--- WHAT TO PRODUCE ---
The whole listing is to be repeated exactly. Add nothing.
-- DATA RECORDS follows --
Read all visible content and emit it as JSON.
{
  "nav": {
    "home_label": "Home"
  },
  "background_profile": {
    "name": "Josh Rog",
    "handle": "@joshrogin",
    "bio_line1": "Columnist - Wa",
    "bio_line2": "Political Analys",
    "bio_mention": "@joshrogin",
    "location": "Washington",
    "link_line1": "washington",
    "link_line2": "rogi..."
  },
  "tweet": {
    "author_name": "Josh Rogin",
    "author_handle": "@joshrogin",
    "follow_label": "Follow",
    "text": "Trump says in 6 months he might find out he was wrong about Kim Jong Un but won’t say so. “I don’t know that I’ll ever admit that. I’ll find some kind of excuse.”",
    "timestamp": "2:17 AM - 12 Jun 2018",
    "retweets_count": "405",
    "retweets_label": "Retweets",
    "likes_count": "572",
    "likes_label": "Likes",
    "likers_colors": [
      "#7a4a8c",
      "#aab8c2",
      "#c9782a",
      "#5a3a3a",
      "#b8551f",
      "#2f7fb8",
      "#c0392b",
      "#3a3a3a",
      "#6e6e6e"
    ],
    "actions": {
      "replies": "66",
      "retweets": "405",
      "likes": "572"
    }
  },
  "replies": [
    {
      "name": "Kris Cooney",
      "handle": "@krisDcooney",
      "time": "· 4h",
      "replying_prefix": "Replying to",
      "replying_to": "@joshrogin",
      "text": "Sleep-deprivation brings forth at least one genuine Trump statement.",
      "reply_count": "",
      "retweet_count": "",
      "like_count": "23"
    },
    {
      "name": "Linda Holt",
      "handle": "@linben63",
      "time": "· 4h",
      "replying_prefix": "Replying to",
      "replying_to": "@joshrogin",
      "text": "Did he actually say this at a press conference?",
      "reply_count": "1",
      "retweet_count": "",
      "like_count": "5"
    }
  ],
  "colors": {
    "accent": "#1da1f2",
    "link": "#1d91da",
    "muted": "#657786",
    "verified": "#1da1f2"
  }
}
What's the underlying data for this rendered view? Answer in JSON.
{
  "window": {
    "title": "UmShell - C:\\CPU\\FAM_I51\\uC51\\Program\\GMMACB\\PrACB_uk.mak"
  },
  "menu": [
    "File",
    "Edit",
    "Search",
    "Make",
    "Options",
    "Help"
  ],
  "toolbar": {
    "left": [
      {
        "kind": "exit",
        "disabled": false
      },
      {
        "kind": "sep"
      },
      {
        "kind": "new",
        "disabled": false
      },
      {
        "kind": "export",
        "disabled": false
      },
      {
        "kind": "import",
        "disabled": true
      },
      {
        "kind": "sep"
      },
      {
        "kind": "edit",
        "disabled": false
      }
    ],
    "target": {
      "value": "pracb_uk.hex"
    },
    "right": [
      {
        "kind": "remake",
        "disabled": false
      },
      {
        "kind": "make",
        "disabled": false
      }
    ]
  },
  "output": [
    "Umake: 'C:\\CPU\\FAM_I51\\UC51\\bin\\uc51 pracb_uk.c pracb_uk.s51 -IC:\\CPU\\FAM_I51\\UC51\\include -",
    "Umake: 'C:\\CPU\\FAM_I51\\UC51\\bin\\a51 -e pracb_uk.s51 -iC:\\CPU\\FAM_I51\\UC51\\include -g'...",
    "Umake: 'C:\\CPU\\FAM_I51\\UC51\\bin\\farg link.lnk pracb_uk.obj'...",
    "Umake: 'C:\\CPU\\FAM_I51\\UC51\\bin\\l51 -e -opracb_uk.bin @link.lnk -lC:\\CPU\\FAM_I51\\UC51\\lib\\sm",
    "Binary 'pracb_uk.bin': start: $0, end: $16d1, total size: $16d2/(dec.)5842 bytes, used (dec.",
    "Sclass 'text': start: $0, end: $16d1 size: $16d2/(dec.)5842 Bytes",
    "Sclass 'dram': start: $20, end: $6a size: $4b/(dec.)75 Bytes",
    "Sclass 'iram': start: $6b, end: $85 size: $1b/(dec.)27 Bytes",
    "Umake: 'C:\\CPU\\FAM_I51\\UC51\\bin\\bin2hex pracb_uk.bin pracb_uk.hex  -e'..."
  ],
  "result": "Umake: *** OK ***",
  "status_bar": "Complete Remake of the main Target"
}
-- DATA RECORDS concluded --
--- PROBLEM SOLUTION ---
Read all visible content and emit it as JSON.
{
  "nav": {
    "home_label": "Home"
  },
  "background_profile": {
    "name": "Josh Rog",
    "handle": "@joshrogin",
    "bio_line1": "Columnist - Wa",
    "bio_line2": "Political Analys",
    "bio_mention": "@joshrogin",
    "location": "Washington",
    "link_line1": "washington",
    "link_line2": "rogi..."
  },
  "tweet": {
    "author_name": "Josh Rogin",
    "author_handle": "@joshrogin",
    "follow_label": "Follow",
    "text": "Trump says in 6 months he might find out he was wrong about Kim Jong Un but won’t say so. “I don’t know that I’ll ever admit that. I’ll find some kind of excuse.”",
    "timestamp": "2:17 AM - 12 Jun 2018",
    "retweets_count": "405",
    "retweets_label": "Retweets",
    "likes_count": "572",
    "likes_label": "Likes",
    "likers_colors": [
      "#7a4a8c",
      "#aab8c2",
      "#c9782a",
      "#5a3a3a",
      "#b8551f",
      "#2f7fb8",
      "#c0392b",
      "#3a3a3a",
      "#6e6e6e"
    ],
    "actions": {
      "replies": "66",
      "retweets": "405",
      "likes": "572"
    }
  },
  "replies": [
    {
      "name": "Kris Cooney",
      "handle": "@krisDcooney",
      "time": "· 4h",
      "replying_prefix": "Replying to",
      "replying_to": "@joshrogin",
      "text": "Sleep-deprivation brings forth at least one genuine Trump statement.",
      "reply_count": "",
      "retweet_count": "",
      "like_count": "23"
    },
    {
      "name": "Linda Holt",
      "handle": "@linben63",
      "time": "· 4h",
      "replying_prefix": "Replying to",
      "replying_to": "@joshrogin",
      "text": "Did he actually say this at a press conference?",
      "reply_count": "1",
      "retweet_count": "",
      "like_count": "5"
    }
  ],
  "colors": {
    "accent": "#1da1f2",
    "link": "#1d91da",
    "muted": "#657786",
    "verified": "#1da1f2"
  }
}
What's the underlying data for this rendered view? Answer in JSON.
{
  "window": {
    "title": "UmShell - C:\\CPU\\FAM_I51\\uC51\\Program\\GMMACB\\PrACB_uk.mak"
  },
  "menu": [
    "File",
    "Edit",
    "Search",
    "Make",
    "Options",
    "Help"
  ],
  "toolbar": {
    "left": [
      {
        "kind": "exit",
        "disabled": false
      },
      {
        "kind": "sep"
      },
      {
        "kind": "new",
        "disabled": false
      },
      {
        "kind": "export",
        "disabled": false
      },
      {
        "kind": "import",
        "disabled": true
      },
      {
        "kind": "sep"
      },
      {
        "kind": "edit",
        "disabled": false
      }
    ],
    "target": {
      "value": "pracb_uk.hex"
    },
    "right": [
      {
        "kind": "remake",
        "disabled": false
      },
      {
        "kind": "make",
        "disabled": false
      }
    ]
  },
  "output": [
    "Umake: 'C:\\CPU\\FAM_I51\\UC51\\bin\\uc51 pracb_uk.c pracb_uk.s51 -IC:\\CPU\\FAM_I51\\UC51\\include -",
    "Umake: 'C:\\CPU\\FAM_I51\\UC51\\bin\\a51 -e pracb_uk.s51 -iC:\\CPU\\FAM_I51\\UC51\\include -g'...",
    "Umake: 'C:\\CPU\\FAM_I51\\UC51\\bin\\farg link.lnk pracb_uk.obj'...",
    "Umake: 'C:\\CPU\\FAM_I51\\UC51\\bin\\l51 -e -opracb_uk.bin @link.lnk -lC:\\CPU\\FAM_I51\\UC51\\lib\\sm",
    "Binary 'pracb_uk.bin': start: $0, end: $16d1, total size: $16d2/(dec.)5842 bytes, used (dec.",
    "Sclass 'text': start: $0, end: $16d1 size: $16d2/(dec.)5842 Bytes",
    "Sclass 'dram': start: $20, end: $6a size: $4b/(dec.)75 Bytes",
    "Sclass 'iram': start: $6b, end: $85 size: $1b/(dec.)27 Bytes",
    "Umake: 'C:\\CPU\\FAM_I51\\UC51\\bin\\bin2hex pracb_uk.bin pracb_uk.hex  -e'..."
  ],
  "result": "Umake: *** OK ***",
  "status_bar": "Complete Remake of the main Target"
}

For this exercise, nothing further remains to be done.